Google allows you to download data from their 46 (!!) products. That’s why Google indicates it takes ‘hours or maybe days’ to generate your data. As I am a heavy user of Maps, Gmail and other Google services (they just sent me an email where to get my 13gig of downloads), I am very curious what this is going to bring.
GDPR is forcing companies to make progress towards your data privacy. However, should it not be that we can choose which data we like to share with a brand, per default? That we can choose to give more data to the brand, if it becomes clear that it also benefits us?
Facebook, LinkedIn and Google are long established organisations. I gave them my data when I was young and naive. But going forward, if I have a choice between two brands, I will make my decision based on some other rules.
Brands that are the closest to us customers will eventually get our data. If I trust that you bring value to me, I will give data to you. We can put that into some principles;
- Let's define shared objectives. What are we trying to achieve here?
- What is the purpose of you collecting any of my data? I am willing to help you, but please be very explicit about what I am getting myself into.
- Our relationship will be based on mutual respect and trust. What control and access rights do I have when we move forward?
- Take your time to earn my trust. I won't give you my bank card at the first date. Feel free to ask more of my data when our relationship evolves.
- Share the value we co-create. Let me know how I contribute to our shared success, instead of just the value that you take from me.
- Make endings matter. Even the best relationships must end. Make it easy and simple for both parties to get out on the best of terms.

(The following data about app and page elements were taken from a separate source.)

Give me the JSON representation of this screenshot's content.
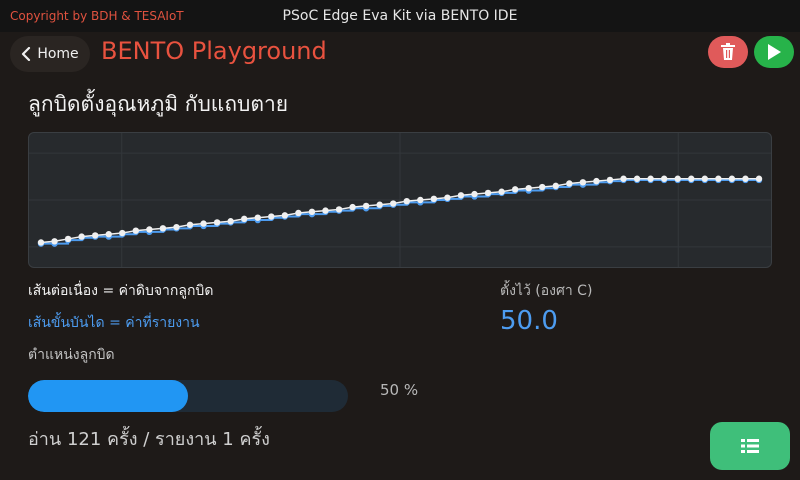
{
  "window": {
    "copyright": "Copyright by BDH & TESAIoT",
    "title": "PSoC Edge Eva Kit via BENTO IDE"
  },
  "header": {
    "home_label": "Home",
    "app_title": "BENTO Playground",
    "delete_icon": "trash-icon",
    "run_icon": "play-icon"
  },
  "main": {
    "heading": "ลูกบิดตั้งอุณหภูมิ กับแถบตาย",
    "legend_raw": "เส้นต่อเนื่อง = ค่าดิบจากลูกบิด",
    "legend_step": "เส้นขั้นบันได = ค่าที่รายงาน",
    "setpoint_label": "ตั้งไว้ (องศา C)",
    "setpoint_value": "50.0",
    "knob_label": "ตำแหน่งลูกบิด",
    "knob_percent": 50,
    "knob_percent_text": "50 %",
    "read_stats": "อ่าน 121 ครั้ง / รายงาน 1 ครั้ง",
    "list_icon": "list-icon"
  },
  "colors": {
    "raw_line": "#f0f0f0",
    "step_line": "#4d9cf0",
    "accent_red": "#e8523f",
    "progress": "#2196f3",
    "run": "#27b34a",
    "delete": "#e05a5a",
    "list_button": "#3fbf7a"
  },
  "chart_data": {
    "type": "line",
    "title": "",
    "xlabel": "",
    "ylabel": "",
    "grid": true,
    "legend": "none",
    "ylim": [
      0,
      100
    ],
    "x": [
      1,
      2,
      3,
      4,
      5,
      6,
      7,
      8,
      9,
      10,
      11,
      12,
      13,
      14,
      15,
      16,
      17,
      18,
      19,
      20,
      21,
      22,
      23,
      24,
      25,
      26,
      27,
      28,
      29,
      30,
      31,
      32,
      33,
      34,
      35,
      36,
      37,
      38,
      39,
      40,
      41,
      42,
      43,
      44,
      45,
      46,
      47,
      48,
      49,
      50,
      51,
      52,
      53,
      54
    ],
    "series": [
      {
        "role": "raw",
        "values": [
          14,
          15,
          17,
          19,
          20,
          21,
          22,
          24,
          25,
          26,
          27,
          29,
          30,
          31,
          32,
          34,
          35,
          36,
          37,
          39,
          40,
          41,
          42,
          44,
          45,
          46,
          47,
          49,
          50,
          51,
          52,
          54,
          55,
          56,
          57,
          59,
          60,
          61,
          62,
          64,
          65,
          66,
          67,
          68,
          68,
          68,
          68,
          68,
          68,
          68,
          68,
          68,
          68,
          68
        ]
      },
      {
        "role": "reported",
        "values": [
          13,
          13,
          16,
          18,
          19,
          19,
          21,
          23,
          23,
          25,
          26,
          28,
          28,
          30,
          31,
          33,
          33,
          35,
          36,
          38,
          38,
          40,
          41,
          43,
          43,
          45,
          46,
          48,
          48,
          50,
          51,
          53,
          53,
          55,
          56,
          58,
          58,
          60,
          61,
          63,
          63,
          65,
          66,
          67,
          67,
          67,
          67,
          67,
          67,
          67,
          67,
          67,
          67,
          67
        ]
      }
    ]
  }
}
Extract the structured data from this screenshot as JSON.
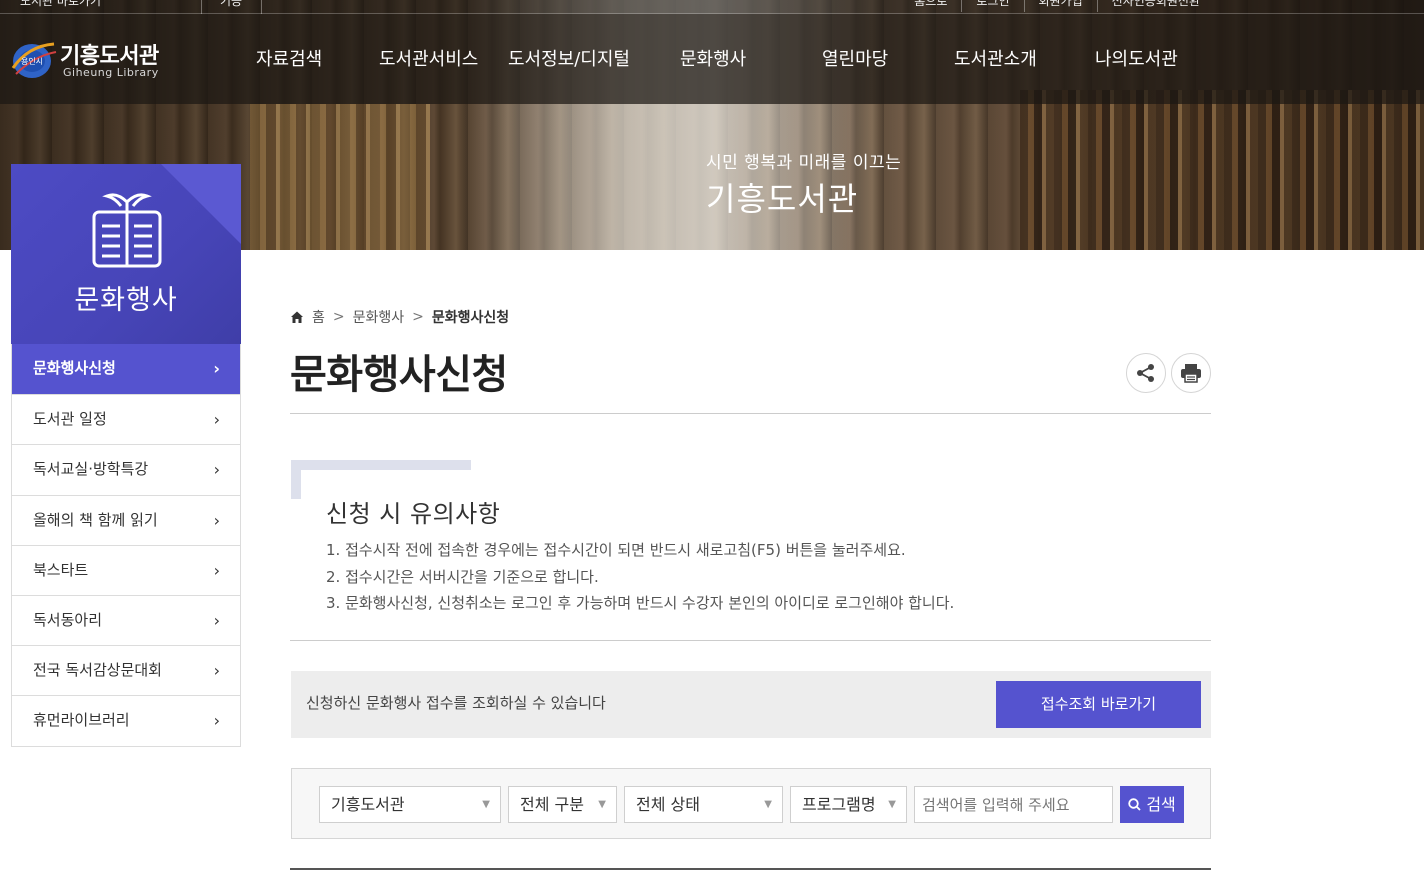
{
  "utility": {
    "left1": "도서관 바로가기",
    "left2": "기능",
    "links": [
      "홈으로",
      "로그인",
      "회원가입",
      "전자인증회원전환"
    ]
  },
  "logo": {
    "title": "기흥도서관",
    "subtitle": "Giheung Library",
    "emblem_text": "용인시"
  },
  "nav": [
    "자료검색",
    "도서관서비스",
    "도서정보/디지털",
    "문화행사",
    "열린마당",
    "도서관소개",
    "나의도서관"
  ],
  "hero": {
    "subtitle": "시민 행복과 미래를 이끄는",
    "title": "기흥도서관"
  },
  "sidebar": {
    "title": "문화행사",
    "items": [
      {
        "label": "문화행사신청",
        "active": true
      },
      {
        "label": "도서관 일정"
      },
      {
        "label": "독서교실·방학특강"
      },
      {
        "label": "올해의 책 함께 읽기"
      },
      {
        "label": "북스타트"
      },
      {
        "label": "독서동아리"
      },
      {
        "label": "전국 독서감상문대회"
      },
      {
        "label": "휴먼라이브러리"
      }
    ]
  },
  "breadcrumb": {
    "home": "홈",
    "level1": "문화행사",
    "current": "문화행사신청",
    "sep": ">"
  },
  "page": {
    "title": "문화행사신청"
  },
  "notice": {
    "title": "신청 시 유의사항",
    "items": [
      "1. 접수시작 전에 접속한 경우에는 접수시간이 되면 반드시 새로고침(F5) 버튼을 눌러주세요.",
      "2. 접수시간은 서버시간을 기준으로 합니다.",
      "3. 문화행사신청, 신청취소는 로그인 후 가능하며 반드시 수강자 본인의 아이디로 로그인해야 합니다."
    ]
  },
  "lookup": {
    "text": "신청하신 문화행사 접수를 조회하실 수 있습니다",
    "button": "접수조회 바로가기"
  },
  "search": {
    "library": "기흥도서관",
    "category": "전체 구분",
    "status": "전체 상태",
    "field": "프로그램명",
    "placeholder": "검색어를 입력해 주세요",
    "button": "검색"
  },
  "colors": {
    "accent": "#5553cf",
    "sidebar_head": "#4745b8"
  }
}
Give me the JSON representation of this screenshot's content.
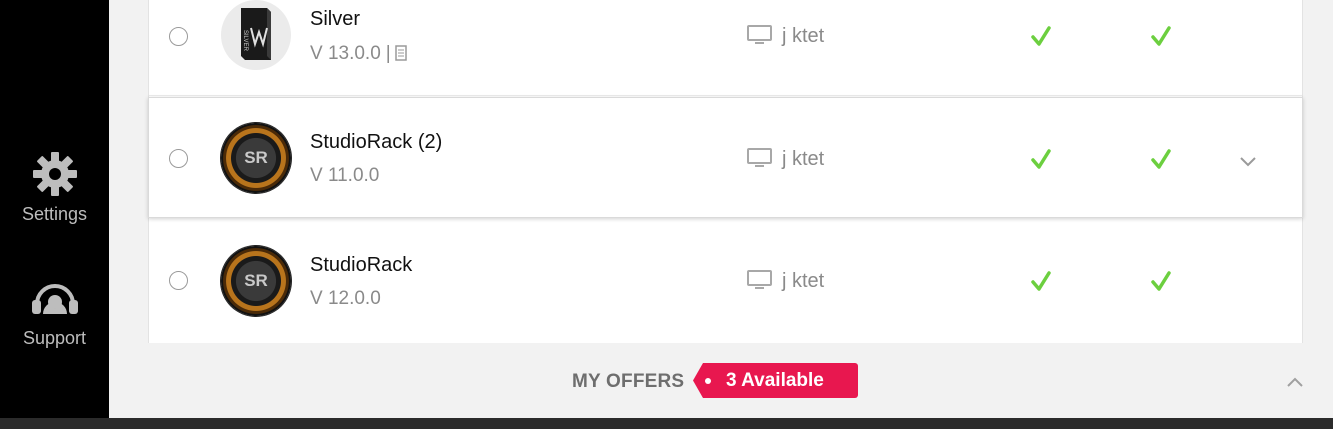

Now it's time to put these positive data experiences into practice. Do you have any positive or negative experiences with brands? Got any surprises when you downloaded your data? Please share below!